- Even when he’s playing sad sacks and burnouts, Tom Sizemore almost always brings an air of tightly-wound physical menace to his characters. Accordingly, it’s unexpected and a little amusing to witness his portrayal of Anthony in this episode, where he grovels and blubbers like a guilty school boy. His confession regarding his crooked insurance schemes and attempted murder of Dougie plays like a more comedic version of Matthew Lillard’s hysterics from a few episodes ago.

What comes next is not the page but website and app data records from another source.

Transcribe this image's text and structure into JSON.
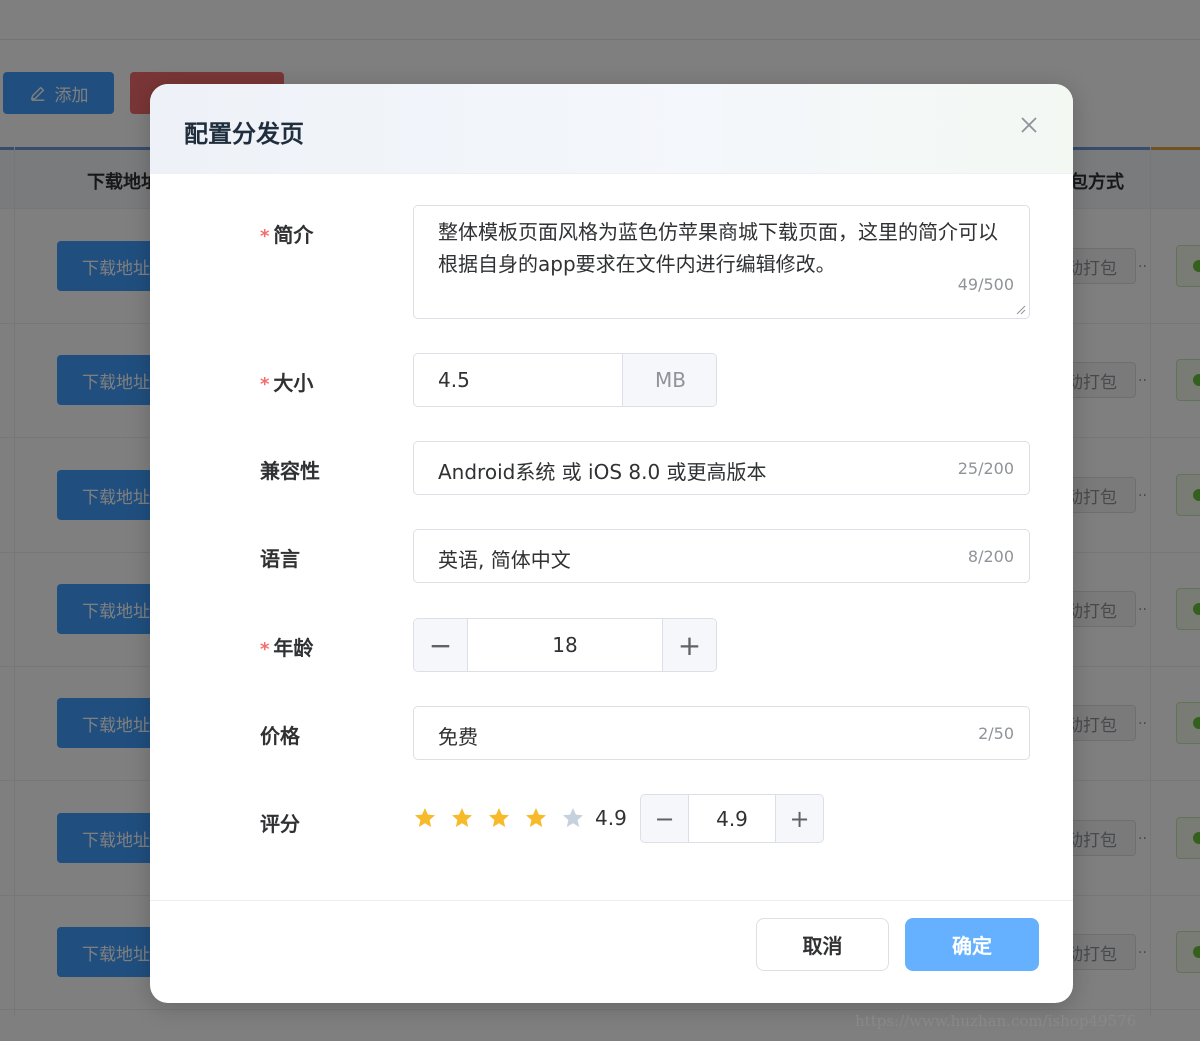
{
  "background": {
    "add_button_label": "添加",
    "table_header_left": "下载地址",
    "table_header_right": "包方式",
    "rows": [
      {
        "download_label": "下载地址",
        "pack_label": "动打包",
        "dots": "··"
      },
      {
        "download_label": "下载地址",
        "pack_label": "动打包",
        "dots": "··"
      },
      {
        "download_label": "下载地址",
        "pack_label": "动打包",
        "dots": "··"
      },
      {
        "download_label": "下载地址",
        "pack_label": "动打包",
        "dots": "··"
      },
      {
        "download_label": "下载地址",
        "pack_label": "动打包",
        "dots": "··"
      },
      {
        "download_label": "下载地址",
        "pack_label": "动打包",
        "dots": "··"
      },
      {
        "download_label": "下载地址",
        "pack_label": "动打包",
        "dots": "··"
      }
    ]
  },
  "dialog": {
    "title": "配置分发页",
    "close_icon": "close-icon",
    "fields": {
      "intro": {
        "label": "简介",
        "required": "*",
        "value": "整体模板页面风格为蓝色仿苹果商城下载页面，这里的简介可以根据自身的app要求在文件内进行编辑修改。",
        "count": "49/500"
      },
      "size": {
        "label": "大小",
        "required": "*",
        "value": "4.5",
        "unit": "MB"
      },
      "compat": {
        "label": "兼容性",
        "value": "Android系统 或 iOS 8.0 或更高版本",
        "count": "25/200"
      },
      "language": {
        "label": "语言",
        "value": "英语, 简体中文",
        "count": "8/200"
      },
      "age": {
        "label": "年龄",
        "required": "*",
        "value": "18",
        "minus": "−",
        "plus": "+"
      },
      "price": {
        "label": "价格",
        "value": "免费",
        "count": "2/50"
      },
      "rating": {
        "label": "评分",
        "stars_filled": 4,
        "stars_total": 5,
        "rating_text": "4.9",
        "stepper_value": "4.9",
        "minus": "−",
        "plus": "+"
      }
    },
    "cancel_label": "取消",
    "ok_label": "确定"
  },
  "colors": {
    "primary": "#409eff",
    "primary_light": "#66b1ff",
    "danger": "#f56c6c",
    "star_on": "#f7ba2a",
    "star_off": "#c6d1de"
  },
  "watermark": "https://www.huzhan.com/ishop49576"
}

- Sightings: Hulking arm wrestling champion Renzo is portrayed by Derek Mears, a prolific actor and stuntman whose most conspicuous claim to fame is playing rebooted iconic movie monsters like the Predator (2010’s Predators) and Jason Voorhees (2009’s Friday the 13th). Frank Collison, who appears as Renzo’s lieutenant Muddy, is a long-time character actor most familiar as telegraph operator Horace on the long-running Western Dr. Quinn, Medicine Woman. Veteran film and television performer John Savage portrays Anthony’s contact in the Las Vegas police, Detective Clark. Savage is probably best known for his roles in The Deer Hunter, The Godfather: Part III, and The Thin Red Line, as well as on Jessica Alba’s breakout series Dark Angel and the period supernatural drama Carnivàle. Norma’s partner-slash-boyfriend Walter is portrayed by Grant Goodeve, whose first major role was on the popular Dick Van Patten sitcom Eight Is Enough, and thereafter became a ubiquitous television presence from the 1980s into the 2000s. Jessica Szohr, who plays James-adoring roadhouse patron Renee, is most recognizable for her long-running role on the New York WASP soap Gossip Girl.